Hi all. So, there is no way to assign non-inventory cost to any inventory for the purpose of correct profit-margin calculation?
Goods bought - 30k USD
Goods sold - 35k USD
Storage of goods (non-inventory item) - 3k USD
Net proft - 2k USD, In Profit/Loss statement its indicated as sales - 35k, costs - (30k), storage (3k). It’s correct, but in report of inventory profit margin I see 5k revenue under this deal, it’s not actually so. Can I add non-inventory cost to inventory proft margin report?
If you read your own post you would notice that inventory profit margin is for inventory items and thus not for non-inventory items.
Thank you for your reply. I just want to try use inventory profit margin to see complete profit on the deal. So there is no way to allocate additional costs (like ad’s, storage, etc.) to this report?
Take a look at https://learn.financestrategists.com/finance-terms/inventory-profit/
The answer to your question is thus No. Inventory profit is just related to inventory item cost and sales prices. Your inquiry is about Gross Margin which is the difference between revenue from sales and cost of goods sold that also may add costs such as storage, labour, etc.
@vdebrist, I moved your post to a new topic, because it really was unrelated to the other thread about non-inventory items where you posted it.
I think @eko may have misread your post. He addressed the question of profit margins on non-inventory items. But you asked about adding non-inventory costs to inventory items. That is actually quite feasible. There is a Guide that illustrates the principles: Add freight-in to inventory item costs | Manager.
That Guide is specifically about adding freight-in costs to the costs of inventory items. But the same thing can be done with other costs so that the average cost of an inventory item represents the true cost of obtaining it. For example, not only incoming shipping but insurance, storage, customs fees, advertising, and so forth could all be added. (I emphasize the word could because, although the program will allow it, much of what you list as desirable additions would not be correct accounting. You need to be aware of what local accounting regulations allow to be considered. Ongoing storage would probably not be allowed, but should be posted as an operating expense. And advertising might be classifiable only as a marketing expense, not as the cost of inventory.)

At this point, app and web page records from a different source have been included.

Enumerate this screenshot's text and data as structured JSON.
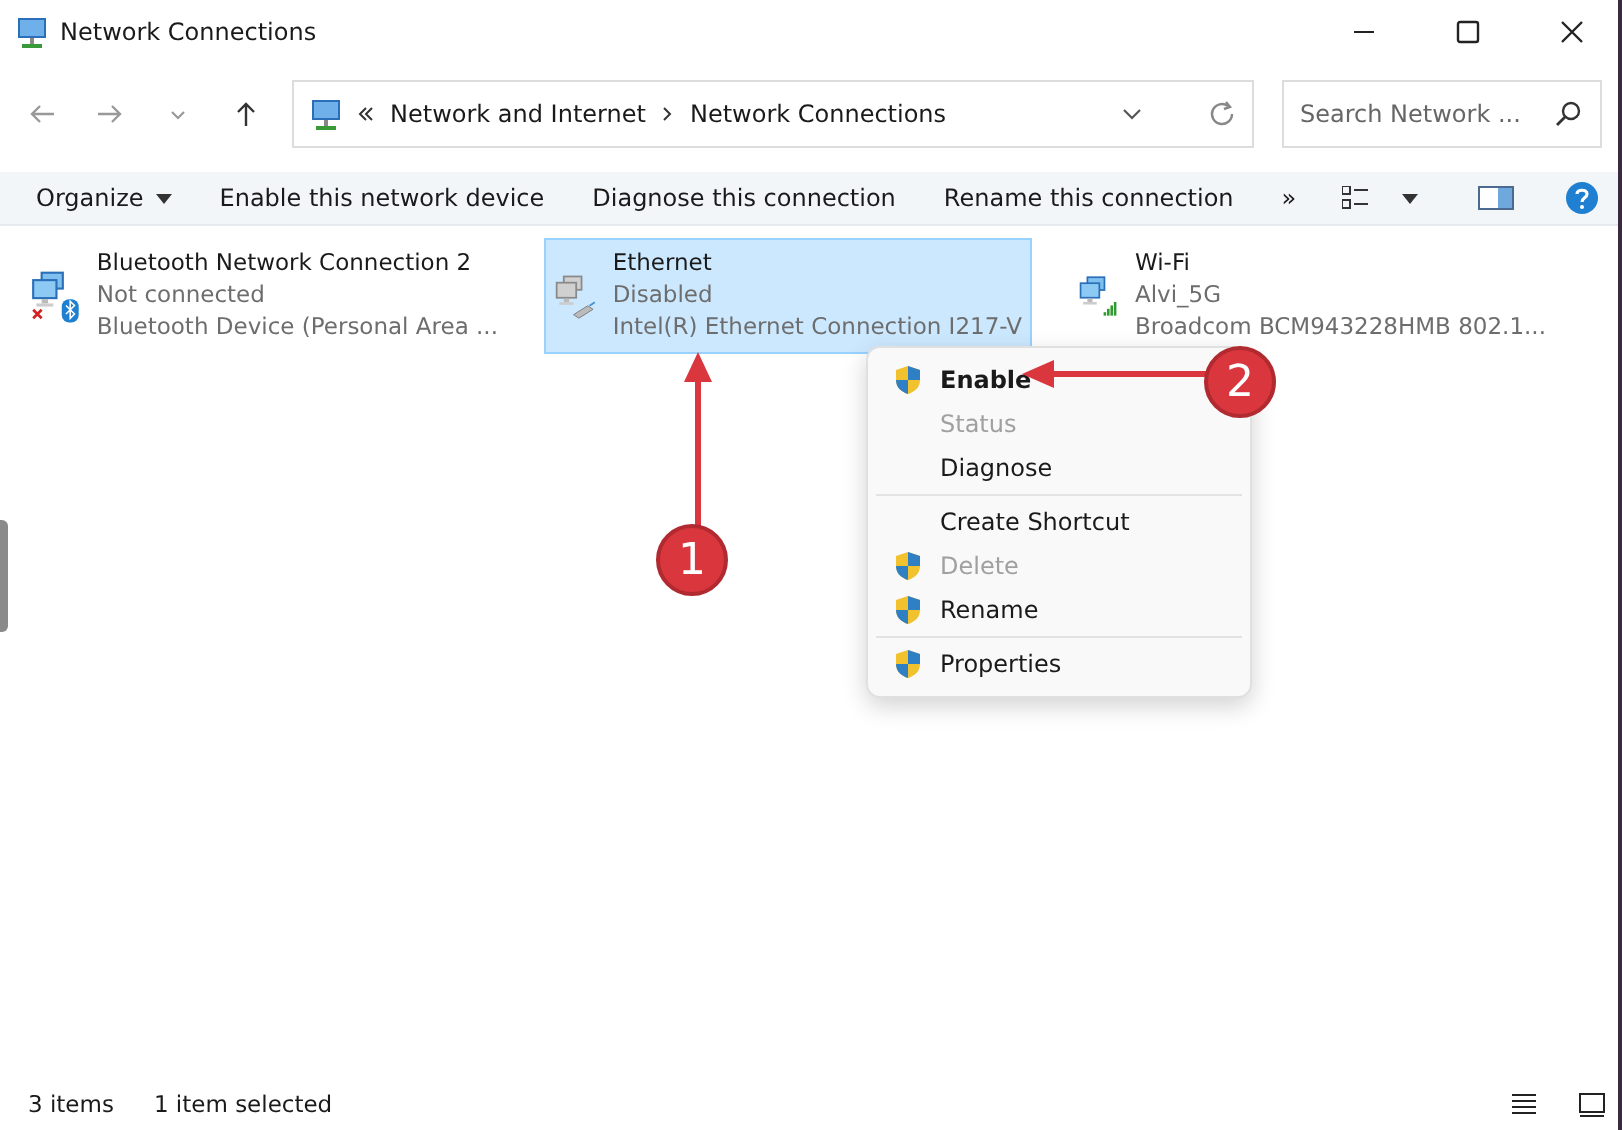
{
  "window": {
    "title": "Network Connections"
  },
  "address_bar": {
    "crumbs": [
      "Network and Internet",
      "Network Connections"
    ]
  },
  "search": {
    "placeholder": "Search Network ..."
  },
  "command_bar": {
    "items": [
      {
        "label": "Organize",
        "dropdown": true
      },
      {
        "label": "Enable this network device",
        "dropdown": false
      },
      {
        "label": "Diagnose this connection",
        "dropdown": false
      },
      {
        "label": "Rename this connection",
        "dropdown": false
      },
      {
        "label": "»",
        "dropdown": false
      }
    ]
  },
  "connections": [
    {
      "kind": "bluetooth",
      "name": "Bluetooth Network Connection 2",
      "status": "Not connected",
      "device": "Bluetooth Device (Personal Area ...",
      "selected": false
    },
    {
      "kind": "ethernet",
      "name": "Ethernet",
      "status": "Disabled",
      "device": "Intel(R) Ethernet Connection I217-V",
      "selected": true
    },
    {
      "kind": "wifi",
      "name": "Wi-Fi",
      "status": "Alvi_5G",
      "device": "Broadcom BCM943228HMB 802.1...",
      "selected": false
    }
  ],
  "context_menu": {
    "groups": [
      [
        {
          "label": "Enable",
          "shield": true,
          "default": true,
          "disabled": false
        },
        {
          "label": "Status",
          "shield": false,
          "default": false,
          "disabled": true
        },
        {
          "label": "Diagnose",
          "shield": false,
          "default": false,
          "disabled": false
        }
      ],
      [
        {
          "label": "Create Shortcut",
          "shield": false,
          "default": false,
          "disabled": false
        },
        {
          "label": "Delete",
          "shield": true,
          "default": false,
          "disabled": true
        },
        {
          "label": "Rename",
          "shield": true,
          "default": false,
          "disabled": false
        }
      ],
      [
        {
          "label": "Properties",
          "shield": true,
          "default": false,
          "disabled": false
        }
      ]
    ]
  },
  "callouts": [
    {
      "number": "1"
    },
    {
      "number": "2"
    }
  ],
  "status_bar": {
    "count": "3 items",
    "selection": "1 item selected"
  }
}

All that aside, non-inventory costs can be added to any inventory item simply by posting the purchase of them to the inventory item while leaving the quantity blank (not zero).
You also wrote about “deals.” Understand that the Inventory Profit Margin report has nothing to do with any “deals.” It is a report of the excess of sales income from an inventory item compared to the average cost of that inventory item at the moment of sale.
@eko was right; you cannot add non-inventory costs to the report itself. But you can add non-inventory costs to inventory items’ average cost. It is important to understand, however, that the average cost of inventory is meant to be the cost you incurred to obtain the goods, not your expenses for storing, insuring, advertising, and selling them. Those are all operating expenses.
@Tut thank you for complete answer. Before you wrote this I have tested it in a new business. If I add non-inventory cost to any inventory - in P&L statement such costs are indicated as cost of goods sold, not as an operational costs, and it’s wrong for reporting. I think that if I want to see P&L on each deal, I need to extract inventory profit margin statement and all detailed operational costs in spreadsheet and than merge them. In manager it will be impossible. Or I have correct report, or I have incorrect report and correct P&L on deals. First is more important, of course.
That is true as far as your statement goes. The average cost of an inventory item multiplied by the quantity sold appears as cost of goods sold when you sell it. But I cannot imagine why you say that is wrong for reporting. That is standard accounting, and it is how Manager reports cost of goods sold (in the Inventory - cost account).
@vdebrist, I don’t know what you mean by “deals,” which you keep referring to. Are you referring to the complete life-cycle profitability of an inventory item from the time you purchase it until you have sold it, including all related storage and advertising costs? That’s impossible to calculate in an average cost inventory system unless items are purchased for a specific customer and all are sold to that customer before any more are purchased. And that would still not be recognized as an inventory profit margin by any accounting standard. That’s just something you conceived because it might be interesting to you.
Or are you referring to a contract with a customer on which you want to calculate total profitability, including the profit on inventory items delivered on the contract? That’s also just about impossible to calculate under any accounting system, because it is difficult to allocate all overhead and administrative costs proportionally to contracts.
Or are you referring to something else?